▶ _What the exercise asks_
Write out each entry again. Keep every word exactly as it is.

════════

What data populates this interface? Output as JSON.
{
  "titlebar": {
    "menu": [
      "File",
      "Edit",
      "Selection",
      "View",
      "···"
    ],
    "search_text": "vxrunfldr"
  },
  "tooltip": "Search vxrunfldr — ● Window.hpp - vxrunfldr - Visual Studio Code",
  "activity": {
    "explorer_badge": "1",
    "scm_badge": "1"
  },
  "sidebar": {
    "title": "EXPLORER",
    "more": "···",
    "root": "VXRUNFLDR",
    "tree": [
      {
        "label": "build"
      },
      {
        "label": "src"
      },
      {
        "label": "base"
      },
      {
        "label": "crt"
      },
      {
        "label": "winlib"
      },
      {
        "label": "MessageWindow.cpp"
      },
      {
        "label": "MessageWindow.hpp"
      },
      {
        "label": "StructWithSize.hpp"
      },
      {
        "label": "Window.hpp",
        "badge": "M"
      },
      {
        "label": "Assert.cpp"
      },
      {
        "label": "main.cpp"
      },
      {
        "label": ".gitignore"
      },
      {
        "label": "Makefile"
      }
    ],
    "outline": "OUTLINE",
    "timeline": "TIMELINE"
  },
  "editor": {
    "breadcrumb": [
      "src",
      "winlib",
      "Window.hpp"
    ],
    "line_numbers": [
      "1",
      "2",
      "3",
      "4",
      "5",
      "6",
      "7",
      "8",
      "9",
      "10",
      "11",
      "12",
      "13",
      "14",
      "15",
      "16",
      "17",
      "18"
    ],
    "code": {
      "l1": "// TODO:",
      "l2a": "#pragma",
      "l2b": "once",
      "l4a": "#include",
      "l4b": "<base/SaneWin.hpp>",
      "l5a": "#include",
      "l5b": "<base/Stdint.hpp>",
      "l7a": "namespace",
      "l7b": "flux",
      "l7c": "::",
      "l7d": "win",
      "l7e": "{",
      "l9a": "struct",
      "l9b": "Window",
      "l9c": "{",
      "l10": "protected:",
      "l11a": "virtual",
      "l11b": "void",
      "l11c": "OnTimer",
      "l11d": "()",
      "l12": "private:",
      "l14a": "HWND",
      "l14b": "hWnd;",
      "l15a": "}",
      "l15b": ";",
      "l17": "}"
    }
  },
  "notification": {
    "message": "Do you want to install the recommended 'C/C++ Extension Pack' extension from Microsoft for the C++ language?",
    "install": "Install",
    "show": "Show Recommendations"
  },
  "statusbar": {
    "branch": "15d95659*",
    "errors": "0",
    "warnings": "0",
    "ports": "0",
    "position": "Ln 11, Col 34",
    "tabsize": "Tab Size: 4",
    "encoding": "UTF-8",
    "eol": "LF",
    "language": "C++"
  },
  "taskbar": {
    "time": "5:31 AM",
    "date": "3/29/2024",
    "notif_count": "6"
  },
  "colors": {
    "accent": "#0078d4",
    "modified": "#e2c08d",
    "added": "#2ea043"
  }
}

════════

▶ _Your solution_
What data populates this interface? Output as JSON.
{
  "titlebar": {
    "menu": [
      "File",
      "Edit",
      "Selection",
      "View",
      "···"
    ],
    "search_text": "vxrunfldr"
  },
  "tooltip": "Search vxrunfldr — ● Window.hpp - vxrunfldr - Visual Studio Code",
  "activity": {
    "explorer_badge": "1",
    "scm_badge": "1"
  },
  "sidebar": {
    "title": "EXPLORER",
    "more": "···",
    "root": "VXRUNFLDR",
    "tree": [
      {
        "label": "build"
      },
      {
        "label": "src"
      },
      {
        "label": "base"
      },
      {
        "label": "crt"
      },
      {
        "label": "winlib"
      },
      {
        "label": "MessageWindow.cpp"
      },
      {
        "label": "MessageWindow.hpp"
      },
      {
        "label": "StructWithSize.hpp"
      },
      {
        "label": "Window.hpp",
        "badge": "M"
      },
      {
        "label": "Assert.cpp"
      },
      {
        "label": "main.cpp"
      },
      {
        "label": ".gitignore"
      },
      {
        "label": "Makefile"
      }
    ],
    "outline": "OUTLINE",
    "timeline": "TIMELINE"
  },
  "editor": {
    "breadcrumb": [
      "src",
      "winlib",
      "Window.hpp"
    ],
    "line_numbers": [
      "1",
      "2",
      "3",
      "4",
      "5",
      "6",
      "7",
      "8",
      "9",
      "10",
      "11",
      "12",
      "13",
      "14",
      "15",
      "16",
      "17",
      "18"
    ],
    "code": {
      "l1": "// TODO:",
      "l2a": "#pragma",
      "l2b": "once",
      "l4a": "#include",
      "l4b": "<base/SaneWin.hpp>",
      "l5a": "#include",
      "l5b": "<base/Stdint.hpp>",
      "l7a": "namespace",
      "l7b": "flux",
      "l7c": "::",
      "l7d": "win",
      "l7e": "{",
      "l9a": "struct",
      "l9b": "Window",
      "l9c": "{",
      "l10": "protected:",
      "l11a": "virtual",
      "l11b": "void",
      "l11c": "OnTimer",
      "l11d": "()",
      "l12": "private:",
      "l14a": "HWND",
      "l14b": "hWnd;",
      "l15a": "}",
      "l15b": ";",
      "l17": "}"
    }
  },
  "notification": {
    "message": "Do you want to install the recommended 'C/C++ Extension Pack' extension from Microsoft for the C++ language?",
    "install": "Install",
    "show": "Show Recommendations"
  },
  "statusbar": {
    "branch": "15d95659*",
    "errors": "0",
    "warnings": "0",
    "ports": "0",
    "position": "Ln 11, Col 34",
    "tabsize": "Tab Size: 4",
    "encoding": "UTF-8",
    "eol": "LF",
    "language": "C++"
  },
  "taskbar": {
    "time": "5:31 AM",
    "date": "3/29/2024",
    "notif_count": "6"
  },
  "colors": {
    "accent": "#0078d4",
    "modified": "#e2c08d",
    "added": "#2ea043"
  }
}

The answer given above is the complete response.